• Input data:

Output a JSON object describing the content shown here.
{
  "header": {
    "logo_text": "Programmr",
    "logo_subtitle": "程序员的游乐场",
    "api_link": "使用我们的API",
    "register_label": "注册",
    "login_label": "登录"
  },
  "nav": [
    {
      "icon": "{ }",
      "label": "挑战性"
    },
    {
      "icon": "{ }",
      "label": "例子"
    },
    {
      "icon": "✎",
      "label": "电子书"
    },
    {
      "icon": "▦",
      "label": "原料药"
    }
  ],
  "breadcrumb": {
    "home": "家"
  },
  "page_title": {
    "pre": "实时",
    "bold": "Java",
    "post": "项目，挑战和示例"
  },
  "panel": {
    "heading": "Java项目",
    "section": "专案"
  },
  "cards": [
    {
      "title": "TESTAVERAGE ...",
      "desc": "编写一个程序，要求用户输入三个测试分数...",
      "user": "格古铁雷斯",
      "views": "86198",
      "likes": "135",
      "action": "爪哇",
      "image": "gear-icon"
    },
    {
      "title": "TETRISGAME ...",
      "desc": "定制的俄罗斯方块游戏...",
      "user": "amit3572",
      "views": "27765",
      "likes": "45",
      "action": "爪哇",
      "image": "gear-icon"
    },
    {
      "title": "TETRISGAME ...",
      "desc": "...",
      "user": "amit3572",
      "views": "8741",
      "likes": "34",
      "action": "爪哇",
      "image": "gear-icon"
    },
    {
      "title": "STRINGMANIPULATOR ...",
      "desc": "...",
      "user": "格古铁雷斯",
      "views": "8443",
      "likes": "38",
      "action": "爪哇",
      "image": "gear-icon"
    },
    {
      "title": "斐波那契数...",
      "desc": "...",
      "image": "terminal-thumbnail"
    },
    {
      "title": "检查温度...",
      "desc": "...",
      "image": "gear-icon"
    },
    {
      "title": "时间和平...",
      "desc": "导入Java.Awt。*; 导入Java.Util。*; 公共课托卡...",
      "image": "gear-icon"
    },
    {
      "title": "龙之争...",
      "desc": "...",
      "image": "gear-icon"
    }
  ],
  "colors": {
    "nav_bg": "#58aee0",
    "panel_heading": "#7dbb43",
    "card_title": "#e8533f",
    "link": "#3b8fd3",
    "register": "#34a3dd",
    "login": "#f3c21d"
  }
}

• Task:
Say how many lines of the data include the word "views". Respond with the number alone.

• Output of the exercise:
4